http://dx.doi.org/10.1016/bs.apar.2015.04.001

has been cited by the following article:

  • TITLE: Bridging the Knowledge Gap in Transmission-Blocking Immunity to Malaria: Deciphering Molecular Mechanisms in Mosquitoes

    AUTHORS: Sandeep Satapathy, Andrew W. Taylor-Robinson

    KEYWORDS: Malaria, Parasite, Sexual Stage, Transmission-Blocking, Vaccine, Apoptosis

    JOURNAL NAME: Advances in Infectious Diseases, Vol.6 No.2, May 26, 2016

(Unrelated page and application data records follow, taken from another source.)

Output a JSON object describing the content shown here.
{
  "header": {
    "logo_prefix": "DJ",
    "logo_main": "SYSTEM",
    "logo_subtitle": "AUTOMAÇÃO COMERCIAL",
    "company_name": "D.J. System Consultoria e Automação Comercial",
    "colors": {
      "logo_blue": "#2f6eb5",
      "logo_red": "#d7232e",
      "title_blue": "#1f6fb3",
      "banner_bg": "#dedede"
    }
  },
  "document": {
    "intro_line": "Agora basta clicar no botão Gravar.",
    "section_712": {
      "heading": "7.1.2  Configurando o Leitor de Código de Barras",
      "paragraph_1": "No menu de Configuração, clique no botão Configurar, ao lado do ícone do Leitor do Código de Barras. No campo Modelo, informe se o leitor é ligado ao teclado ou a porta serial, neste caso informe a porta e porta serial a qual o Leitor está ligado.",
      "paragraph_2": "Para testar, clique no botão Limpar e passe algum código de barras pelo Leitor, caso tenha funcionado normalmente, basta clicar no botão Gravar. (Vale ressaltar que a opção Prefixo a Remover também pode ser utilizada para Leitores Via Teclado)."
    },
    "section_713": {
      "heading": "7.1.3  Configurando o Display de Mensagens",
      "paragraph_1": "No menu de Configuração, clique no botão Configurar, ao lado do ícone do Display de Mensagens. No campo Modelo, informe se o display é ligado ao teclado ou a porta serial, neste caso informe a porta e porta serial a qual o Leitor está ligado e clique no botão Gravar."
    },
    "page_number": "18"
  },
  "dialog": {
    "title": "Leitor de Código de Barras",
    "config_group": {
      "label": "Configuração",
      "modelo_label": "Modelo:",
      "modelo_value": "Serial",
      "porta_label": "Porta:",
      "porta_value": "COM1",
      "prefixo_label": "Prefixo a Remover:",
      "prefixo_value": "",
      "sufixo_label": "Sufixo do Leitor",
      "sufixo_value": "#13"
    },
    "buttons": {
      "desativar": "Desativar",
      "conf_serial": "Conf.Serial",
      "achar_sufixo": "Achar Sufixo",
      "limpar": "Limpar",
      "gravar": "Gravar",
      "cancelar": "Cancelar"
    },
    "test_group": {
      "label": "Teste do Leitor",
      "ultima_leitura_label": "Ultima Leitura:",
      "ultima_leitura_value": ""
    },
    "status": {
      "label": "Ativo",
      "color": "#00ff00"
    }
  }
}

    ABSTRACT: The worldwide decline over the last decade in the number of clinical cases of malaria does not mean an end to the universal problem of malaria pathogenesis in those afflicted by infection. Resistance to drugs, higher risk of disease relapse and failure to maintain effective memory of thepathogen in the absence of persistent exposure result in the repeated failure of anti-malarialtreatments. The artificial blocking of transmission of the Plasmodium parasite between hosts from human to Anopheles mosquito, and vice versa, is crucial to restricting the spread of disease. However, a limited knowledge of the molecular mechanisms in operation for transmission of malaria has impeded progress towards a transmission-blocking vaccine. This review highlights the role of anti-malarial immune responses to antigen-specific targets for designing effective vaccines against the sexual stages of Plasmodium that occur within the invertebrate vector. In particular, artificial induction of gametocyte and ookinete apoptosis as a novel means to prevent gamete fertilization and oocyte development, respectively, is highlighted. This and other recent insights into our understanding of the molecular regulation of transmission-blocking immunity are discussed and future prospects considered.